- **Problem details**:
Only the pictures are to be dropped; return all other data below exactly.
Provided entries Start Marker
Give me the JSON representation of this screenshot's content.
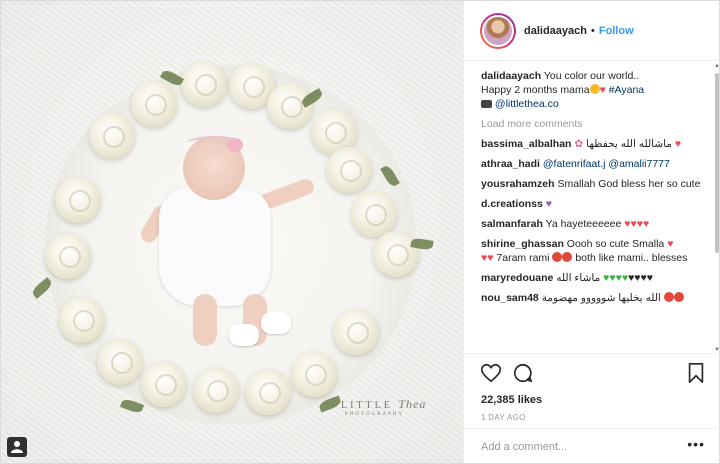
{
  "post": {
    "watermark": {
      "brand": "LITTLE",
      "brand_script": "Thea",
      "sub": "PHOTOGRAPHY"
    }
  },
  "header": {
    "username": "dalidaayach",
    "separator": "•",
    "follow_label": "Follow"
  },
  "caption": {
    "username": "dalidaayach",
    "line1": "You color our world..",
    "line2": "Happy 2 months mama",
    "hashtag": "#Ayana",
    "mention": "@littlethea.co"
  },
  "load_more": "Load more comments",
  "comments": [
    {
      "user": "bassima_albalhan",
      "text": "ماشالله الله يحفظها"
    },
    {
      "user": "athraa_hadi",
      "mention1": "@fatenrifaat.j",
      "mention2": "@amalii7777"
    },
    {
      "user": "yousrahamzeh",
      "text": "Smallah God bless her so cute"
    },
    {
      "user": "d.creationss"
    },
    {
      "user": "salmanfarah",
      "text": "Ya hayeteeeeee"
    },
    {
      "user": "shirine_ghassan",
      "text": "Oooh so cute Smalla",
      "text2": "7aram rami",
      "text3": "both like mami.. blesses"
    },
    {
      "user": "maryredouane",
      "text": "ماشاء الله"
    },
    {
      "user": "nou_sam48",
      "text": "الله يخليها شووووو مهضومة"
    }
  ],
  "actions": {
    "likes": "22,385 likes",
    "time": "1 DAY AGO",
    "comment_placeholder": "Add a comment...",
    "more_label": "•••"
  },
  "colors": {
    "link": "#003569",
    "follow": "#3897f0",
    "muted": "#999999",
    "heart": "#ed4956"
  },
  "icons": [
    "heart-outline-icon",
    "comment-bubble-icon",
    "bookmark-icon",
    "user-tag-icon",
    "more-options-icon"
  ]
}
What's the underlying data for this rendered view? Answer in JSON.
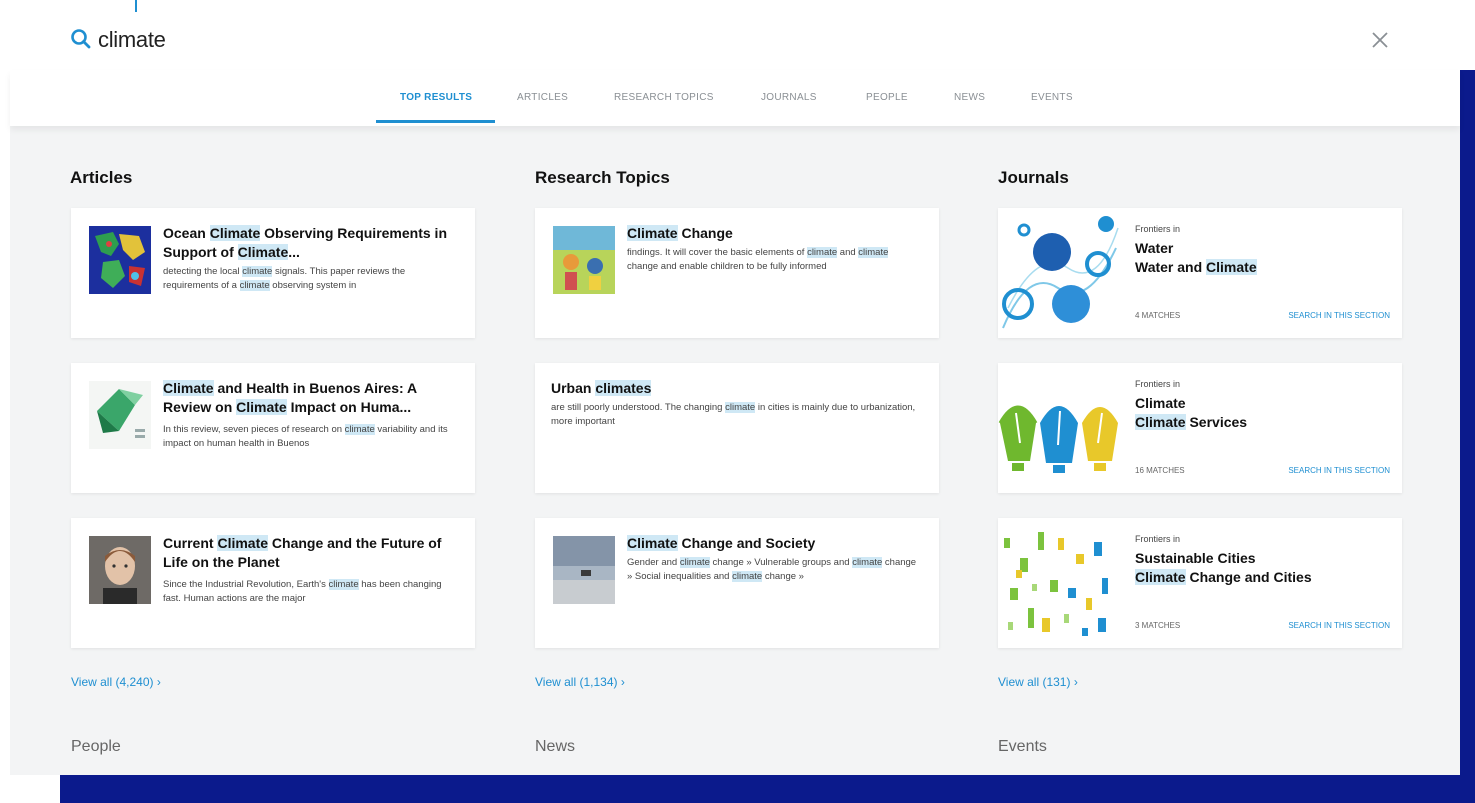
{
  "search": {
    "query": "climate"
  },
  "tabs": [
    {
      "label": "TOP RESULTS"
    },
    {
      "label": "ARTICLES"
    },
    {
      "label": "RESEARCH TOPICS"
    },
    {
      "label": "JOURNALS"
    },
    {
      "label": "PEOPLE"
    },
    {
      "label": "NEWS"
    },
    {
      "label": "EVENTS"
    }
  ],
  "sections": {
    "articles": {
      "title": "Articles",
      "view_all": "View all (4,240)",
      "items": [
        {
          "title_parts": [
            "Ocean ",
            "Climate",
            " Observing Requirements in Support of ",
            "Climate",
            "..."
          ],
          "body_parts": [
            "detecting the local ",
            "climate",
            " signals. This paper reviews the requirements of a ",
            "climate",
            " observing system in"
          ]
        },
        {
          "title_parts": [
            "Climate",
            " and Health in Buenos Aires: A Review on ",
            "Climate",
            " Impact on Huma..."
          ],
          "body_parts": [
            "In this review, seven pieces of research on ",
            "climate",
            " variability and its impact on human health in Buenos"
          ]
        },
        {
          "title_parts": [
            "Current ",
            "Climate",
            " Change and the Future of Life on the Planet"
          ],
          "body_parts": [
            "Since the Industrial Revolution, Earth's ",
            "climate",
            " has been changing fast. Human actions are the major"
          ]
        }
      ]
    },
    "research_topics": {
      "title": "Research Topics",
      "view_all": "View all (1,134)",
      "items": [
        {
          "title_parts": [
            "Climate",
            " Change"
          ],
          "body_parts": [
            "findings. It will cover the basic elements of ",
            "climate",
            " and ",
            "climate",
            " change and enable children to be fully informed"
          ]
        },
        {
          "title_parts": [
            "Urban ",
            "climates"
          ],
          "body_parts": [
            "are still poorly understood. The changing ",
            "climate",
            " in cities is mainly due to urbanization, more important"
          ]
        },
        {
          "title_parts": [
            "Climate",
            " Change and Society"
          ],
          "body_parts": [
            "Gender and ",
            "climate",
            " change » Vulnerable groups and ",
            "climate",
            " change » Social inequalities and ",
            "climate",
            " change »"
          ]
        }
      ]
    },
    "journals": {
      "title": "Journals",
      "view_all": "View all (131)",
      "items": [
        {
          "pre": "Frontiers in",
          "name_parts": [
            "Water"
          ],
          "sub_parts": [
            "Water and ",
            "Climate"
          ],
          "matches": "4 MATCHES",
          "search_label": "SEARCH IN THIS SECTION"
        },
        {
          "pre": "Frontiers in",
          "name_parts": [
            "Climate"
          ],
          "sub_parts": [
            "Climate",
            " Services"
          ],
          "matches": "16 MATCHES",
          "search_label": "SEARCH IN THIS SECTION"
        },
        {
          "pre": "Frontiers in",
          "name_parts": [
            "Sustainable Cities"
          ],
          "sub_parts": [
            "Climate",
            " Change and Cities"
          ],
          "matches": "3 MATCHES",
          "search_label": "SEARCH IN THIS SECTION"
        }
      ]
    }
  },
  "bottom_sections": [
    "People",
    "News",
    "Events"
  ],
  "colors": {
    "accent": "#1f8fd1",
    "highlight": "#cfe8f5",
    "navy": "#0b1a8c",
    "panel": "#f3f4f5"
  }
}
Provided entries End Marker
- **Written answer**:
Give me the JSON representation of this screenshot's content.
{
  "post": {
    "watermark": {
      "brand": "LITTLE",
      "brand_script": "Thea",
      "sub": "PHOTOGRAPHY"
    }
  },
  "header": {
    "username": "dalidaayach",
    "separator": "•",
    "follow_label": "Follow"
  },
  "caption": {
    "username": "dalidaayach",
    "line1": "You color our world..",
    "line2": "Happy 2 months mama",
    "hashtag": "#Ayana",
    "mention": "@littlethea.co"
  },
  "load_more": "Load more comments",
  "comments": [
    {
      "user": "bassima_albalhan",
      "text": "ماشالله الله يحفظها"
    },
    {
      "user": "athraa_hadi",
      "mention1": "@fatenrifaat.j",
      "mention2": "@amalii7777"
    },
    {
      "user": "yousrahamzeh",
      "text": "Smallah God bless her so cute"
    },
    {
      "user": "d.creationss"
    },
    {
      "user": "salmanfarah",
      "text": "Ya hayeteeeeee"
    },
    {
      "user": "shirine_ghassan",
      "text": "Oooh so cute Smalla",
      "text2": "7aram rami",
      "text3": "both like mami.. blesses"
    },
    {
      "user": "maryredouane",
      "text": "ماشاء الله"
    },
    {
      "user": "nou_sam48",
      "text": "الله يخليها شووووو مهضومة"
    }
  ],
  "actions": {
    "likes": "22,385 likes",
    "time": "1 DAY AGO",
    "comment_placeholder": "Add a comment...",
    "more_label": "•••"
  },
  "colors": {
    "link": "#003569",
    "follow": "#3897f0",
    "muted": "#999999",
    "heart": "#ed4956"
  },
  "icons": [
    "heart-outline-icon",
    "comment-bubble-icon",
    "bookmark-icon",
    "user-tag-icon",
    "more-options-icon"
  ]
}
What's the underlying data for this rendered view? Answer in JSON.
{
  "search": {
    "query": "climate"
  },
  "tabs": [
    {
      "label": "TOP RESULTS"
    },
    {
      "label": "ARTICLES"
    },
    {
      "label": "RESEARCH TOPICS"
    },
    {
      "label": "JOURNALS"
    },
    {
      "label": "PEOPLE"
    },
    {
      "label": "NEWS"
    },
    {
      "label": "EVENTS"
    }
  ],
  "sections": {
    "articles": {
      "title": "Articles",
      "view_all": "View all (4,240)",
      "items": [
        {
          "title_parts": [
            "Ocean ",
            "Climate",
            " Observing Requirements in Support of ",
            "Climate",
            "..."
          ],
          "body_parts": [
            "detecting the local ",
            "climate",
            " signals. This paper reviews the requirements of a ",
            "climate",
            " observing system in"
          ]
        },
        {
          "title_parts": [
            "Climate",
            " and Health in Buenos Aires: A Review on ",
            "Climate",
            " Impact on Huma..."
          ],
          "body_parts": [
            "In this review, seven pieces of research on ",
            "climate",
            " variability and its impact on human health in Buenos"
          ]
        },
        {
          "title_parts": [
            "Current ",
            "Climate",
            " Change and the Future of Life on the Planet"
          ],
          "body_parts": [
            "Since the Industrial Revolution, Earth's ",
            "climate",
            " has been changing fast. Human actions are the major"
          ]
        }
      ]
    },
    "research_topics": {
      "title": "Research Topics",
      "view_all": "View all (1,134)",
      "items": [
        {
          "title_parts": [
            "Climate",
            " Change"
          ],
          "body_parts": [
            "findings. It will cover the basic elements of ",
            "climate",
            " and ",
            "climate",
            " change and enable children to be fully informed"
          ]
        },
        {
          "title_parts": [
            "Urban ",
            "climates"
          ],
          "body_parts": [
            "are still poorly understood. The changing ",
            "climate",
            " in cities is mainly due to urbanization, more important"
          ]
        },
        {
          "title_parts": [
            "Climate",
            " Change and Society"
          ],
          "body_parts": [
            "Gender and ",
            "climate",
            " change » Vulnerable groups and ",
            "climate",
            " change » Social inequalities and ",
            "climate",
            " change »"
          ]
        }
      ]
    },
    "journals": {
      "title": "Journals",
      "view_all": "View all (131)",
      "items": [
        {
          "pre": "Frontiers in",
          "name_parts": [
            "Water"
          ],
          "sub_parts": [
            "Water and ",
            "Climate"
          ],
          "matches": "4 MATCHES",
          "search_label": "SEARCH IN THIS SECTION"
        },
        {
          "pre": "Frontiers in",
          "name_parts": [
            "Climate"
          ],
          "sub_parts": [
            "Climate",
            " Services"
          ],
          "matches": "16 MATCHES",
          "search_label": "SEARCH IN THIS SECTION"
        },
        {
          "pre": "Frontiers in",
          "name_parts": [
            "Sustainable Cities"
          ],
          "sub_parts": [
            "Climate",
            " Change and Cities"
          ],
          "matches": "3 MATCHES",
          "search_label": "SEARCH IN THIS SECTION"
        }
      ]
    }
  },
  "bottom_sections": [
    "People",
    "News",
    "Events"
  ],
  "colors": {
    "accent": "#1f8fd1",
    "highlight": "#cfe8f5",
    "navy": "#0b1a8c",
    "panel": "#f3f4f5"
  }
}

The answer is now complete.